In Topoi, knowledge transfer was often addressed as a spatial process in which available knowledge is transferred from one region to another. However, apart from inter-regional there is a temporal form of knowledge transfer consisting in the transfer of knowledge from earlier to later generations. Besides oral traditions a crucial medium of intergenerational knowledge transfer are texts. Texts store available knowledge and make it accessible to future generations. Later receptions of earlier texts can require translation, i.e., reception can be intra- or interlingual.
It would be wrong to think that texts function like containers in that they “contain” knowledge that later generations gain access to by “opening” them. Neither are texts neutral “containers” of knowledge nor is understanding texts a passive “reception” of the knowledge they contain. Instead, texts are variously ambiguous and allow for different reasonable interpretations; and interpreting is an activity in which interpreters attempt to determine the most reasonable interpretations among the alternatives at hand. At the very least, interpreting incorporates the determination of possible readings and choosing the most reasonable of them. This activity, in turn, is constrained by conceptual and epistemic conditions pertaining to the interpreter as well as the aims of the interpreter. Thus, in interpreting an ambiguous text meets an active interpreter whose activity is constrained by her aims, conceptual resources, and epistemic condition.
Choosing a preferred interpretation goes along with a decision about the knowledge the interpreter considers the text to express. Of course, it would be wrong to restrict the content of texts to propositions; texts also make concepts accessible by the application of which propositional knowledge is articulated. In particular, interpretation often requires the identification of technical terms and their conceptual meaning. Often enough, new interpretations identify technical meanings that were not taken into consideration or were not at the interpreter’s disposal before. Due to this, interpretation comes along with changes in the conceptual repertoire of the interpreter. In the interlingual case, loan words and neologism are indicators for conceptual changes.
In a nutshell, the reception of texts is a source for conceptual and theoretical change.
PHASE 1 (2014/2015)
Against the backdrop of this hypothesis, in the Lab’s first phase we started discussing general views from philosophy and cognitive science of what concepts are and what conceptual change consists in. In further meetings, the participants presented examples of conceptual change from their research on ancient and medieval texts. In our group discussions, we applied general models of concepts and conceptual change to the presented cases, aiming at an improved understanding of the occurrences of central concepts in different texts from different periods.

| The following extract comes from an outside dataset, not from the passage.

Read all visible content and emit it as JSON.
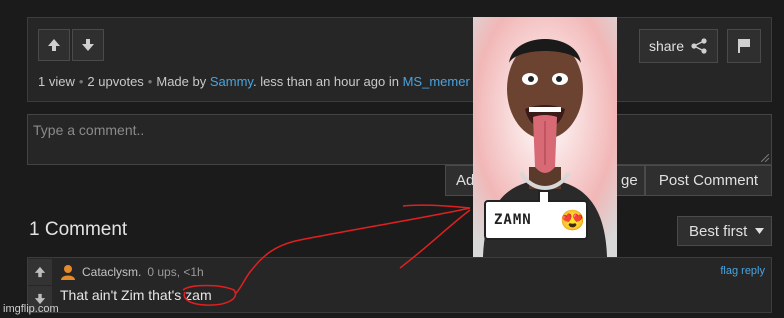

In our group discussions, we soon realised that the change of metaphors is central to the research of all the participants of Lab D. In order to make our topic of conceptual change more concrete and to tie it even closer to our individual research projects, we decided to focus our discussions on the particular case of change of metaphorical concepts. Early on we realised that metaphorical concepts do not merely play an aesthetic, but important cognitive roles in our texts. In order to provide us with required theoretical background knowledge about the cognitive role of metaphors we discussed:
- Metaphors we live by, by Lakoff & Johnson (1980)
- Metaphor. A Practical Introduction, by Kövecses (2010, 2nd ed.)
- „Conceptual Projection and Middle Spaces“, by Fauconnier & Turner (1994).
In addition, we took part in a workshop on metaphors and metonomies held by Daniel Werning (Lab C). The participants then presented in our meetings the use and change of metaphors in ancient and medieval texts. In our group discussions we attempted to clarify the meaning of the metaphorical terms, their cognitive role, and their change. In addition, we took a look at ancient and medieval accounts of metaphors. In particular, we discussed the following topics:
- Ideas as images in the writings of René Descartes und John Locke (Christian Barth, Lab D)
- Medieval accounts of metaphors and the idea of a mental language (Magali Roques, D-4)
- The soul as a pilot in neoplatonic psychology (Bettina Bohle, D-4)
- Medieval semantics of metaphors (Martin Klein, D-2)
- Being as a living being in neoplatonic philosophy (Antonio Vargas, BerGSAS)
- Art as imitating nature in ancient philosophy (Sean Coughlin, D-2)
Memory as wax/storehouse in ancient philosophy and medicine (Ricardo Juliao, D-2).
In order to join forces, in 2016 we started meeting together with Chiara Ferella and further members of the research group (C-2) Space and Metaphor who are also working on metaphors in ancient and medieval texts. This cooperation has turned out to be a very lively and fruitful. It resulted in the project of a joined volume on Metaphors in Ancient Cultures, edited by Chiara Ferella (C-2), Daniel Werning (Lab C), and Christian Barth (Lab D).
During the winter semester 2016/17, Christian Barth was on a replacement position at Konstanz University. No Lab D meetings took place in this period.
In monthly meetings, the working group of Lab D provided space for a discussion of conceptual and theoretical change through reception and translation.
Image above: Imaginary debate between Averroes And Porphyry | Author: Manfredus de Monte Imperiali, Liber de herbis et plantis | Source: Bibliothèque nationale de France, Département des manuscrits, Latin 6823 | Public Domain